Texas Tribune: Dancing with democracy
By Martin Frost
Of course, the harsh reality is that most lawmakers do not raise money for the pleasure of collecting checks. The disastrous McCain-Feingold campaign finance law in 2002 prohibited the centering forces in American politics – political parties – from raising so-called “soft money” (which they had to report to the Federal Election Commission).
By Rachael Seeley Flores
But even the most generous donations cannot guarantee that a candidate will be elected to office.
Doug Deason, president of Deason Capital Services, said the impact of these funds is limited. He noted that the presidential race between Hillary Clinton and Donald Trump is close despite Clinton’s substantially larger fundraising totals.
“Essentially, [Trump] is tied in the national polls and leading some of the swing states and he hasn’t spent that money. That’s pretty impressive. I think that shows how little impact money really has on political races,” Deason said.
Orange County Register: Why it’s so hard to know who is funding the marijuana legalization battle
By Brooke Edwards Staggs
“One of the biggest challenges for citizens is just finding the information, let alone having some basic context for what they’re looking at,” said Laura Curlin, data director for Berkeley-based MapLight, which tracks campaign finances.
Due to California’s robust reporting laws, getting accurate campaign fundraising data typically requires retrieving and analyzing multiple documents filed with the Secretary of State in different formats and on different cycles…
“Most of the public doesn’t pay all that much attention to the issue,” said Rick Hasen, a law professor at UC Irvine who specializes in elections. “But those who do pay attention will have a harder time following the money.”
Christian Science Monitor: Privacy isn’t dead.

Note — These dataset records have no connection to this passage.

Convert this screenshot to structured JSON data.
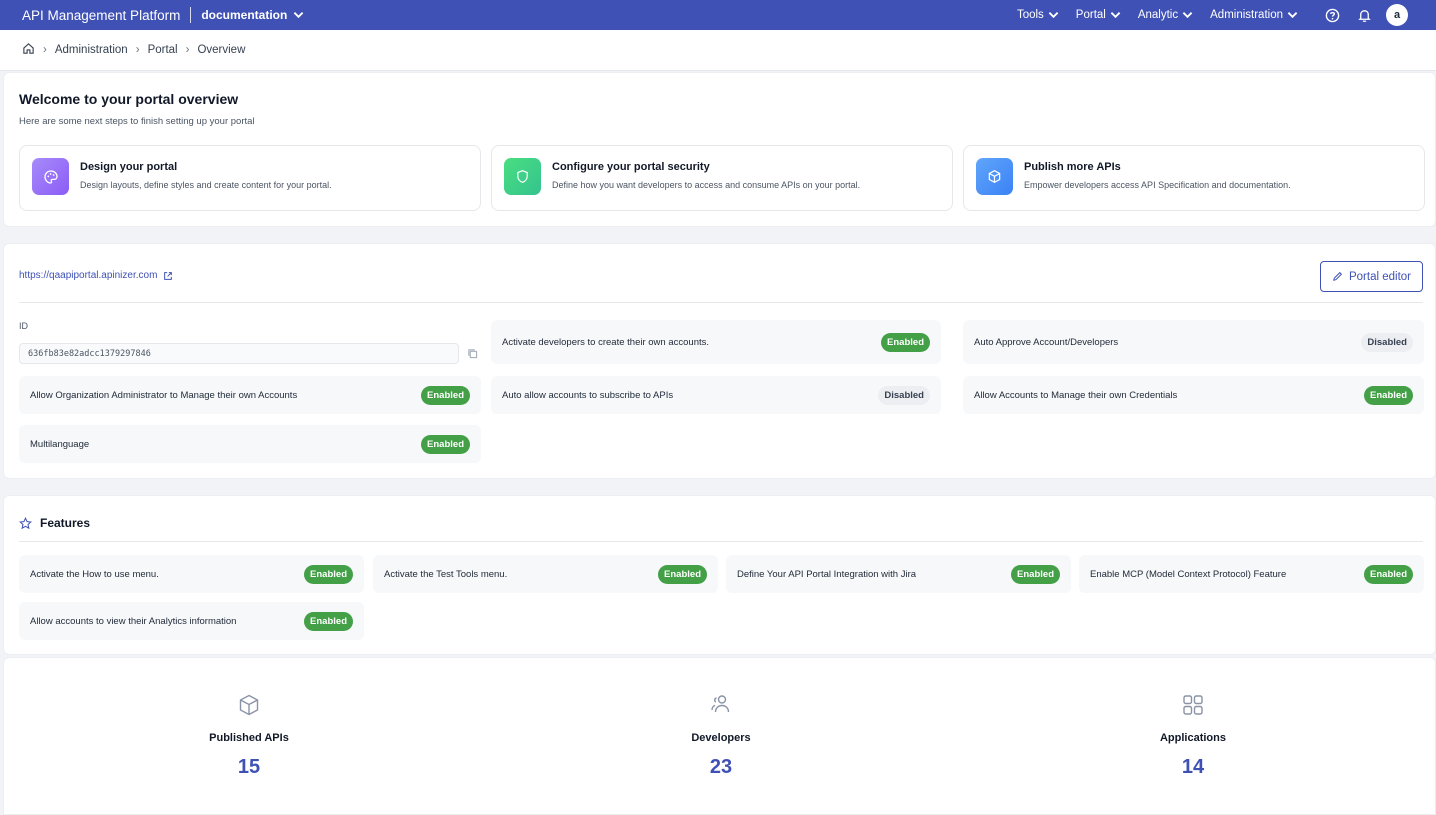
{
  "topbar": {
    "app_title": "API Management Platform",
    "workspace": "documentation",
    "nav": [
      {
        "label": "Tools"
      },
      {
        "label": "Portal"
      },
      {
        "label": "Analytic"
      },
      {
        "label": "Administration"
      }
    ],
    "avatar_letter": "a",
    "icons": [
      "help-circle-icon",
      "bell-icon"
    ]
  },
  "breadcrumb": [
    "Administration",
    "Portal",
    "Overview"
  ],
  "welcome": {
    "title": "Welcome to your portal overview",
    "subtitle": "Here are some next steps to finish setting up your portal",
    "cards": [
      {
        "title": "Design your portal",
        "desc": "Design layouts, define styles and create content for your portal.",
        "icon": "palette-icon",
        "color": "#8b5cf6"
      },
      {
        "title": "Configure your portal security",
        "desc": "Define how you want developers to access and consume APIs on your portal.",
        "icon": "shield-icon",
        "color": "#34c38f"
      },
      {
        "title": "Publish more APIs",
        "desc": "Empower developers access API Specification and documentation.",
        "icon": "cube-icon",
        "color": "#3b82f6"
      }
    ]
  },
  "portal": {
    "url": "https://qaapiportal.apinizer.com",
    "editor_label": "Portal editor",
    "id_label": "ID",
    "id_value": "636fb83e82adcc1379297846",
    "settings": [
      {
        "label": "Activate developers to create their own accounts.",
        "status": "Enabled"
      },
      {
        "label": "Auto Approve Account/Developers",
        "status": "Disabled"
      },
      {
        "label": "Allow Organization Administrator to Manage their own Accounts",
        "status": "Enabled"
      },
      {
        "label": "Auto allow accounts to subscribe to APIs",
        "status": "Disabled"
      },
      {
        "label": "Allow Accounts to Manage their own Credentials",
        "status": "Enabled"
      },
      {
        "label": "Multilanguage",
        "status": "Enabled"
      }
    ]
  },
  "features": {
    "title": "Features",
    "items": [
      {
        "label": "Activate the How to use menu.",
        "status": "Enabled"
      },
      {
        "label": "Activate the Test Tools menu.",
        "status": "Enabled"
      },
      {
        "label": "Define Your API Portal Integration with Jira",
        "status": "Enabled"
      },
      {
        "label": "Enable MCP (Model Context Protocol) Feature",
        "status": "Enabled"
      },
      {
        "label": "Allow accounts to view their Analytics information",
        "status": "Enabled"
      }
    ]
  },
  "stats": [
    {
      "label": "Published APIs",
      "value": "15",
      "icon": "cube-icon"
    },
    {
      "label": "Developers",
      "value": "23",
      "icon": "users-icon"
    },
    {
      "label": "Applications",
      "value": "14",
      "icon": "grid-icon"
    }
  ],
  "colors": {
    "primary": "#3f51b5",
    "enabled": "#43a047",
    "disabled_bg": "#eceef2"
  }
}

Here’s why
By Robyn Greene
Privacy is not about secrecy. It’s about autonomy. It’s about having the freedom to choose what information you share, and when, how and with whom you share it.
Two of the biggest misconceptions about privacy are that people don’t care about it, and that they only want it if they have something to hide…
A Pew Research Center study shows I’m not alone. It found that 74 percent of Americans consider it “very important” that they be able to control what information others can access about them, and 86 percent of internet users have taken steps to anonymize their online activity.
Washington Post: Casino lobby braces for life without Harry Reid
By Catherine Ho
Faced with the impending retirement of Harry M. Reid, lobbyists for the casino industry are working aggressively to expand their influence beyond their most influential player on Capitol Hill.
The gambling industry’s leading trade group, the American Gaming Association, is spending hundreds of thousands of dollars on outreach to federal and local lawmakers across the country who they hope will champion gambling interests after Reid – the industry’s longtime advocate in Congress and Senate minority leader – retires in January. And executives at major casinos are flying to Washington more frequently to build relationships with congressional leaders.
Candidates and Campaigns
By Matea Gold
Vicente Fox, the former president of Mexico, received a plaintive fundraising request this weekend. “You are our country’s only hope,” read the email, which urged him to make “a generous contribution.”
The sender? Republican presidential nominee Donald Trump.
It was the second missive that Fox received to his personal email address this month seeking donations for the Trump campaign, according to a spokesman for the former president. On Sept. 9, Fox got a message from Trump that concluded, “I know you won’t let me down friend.”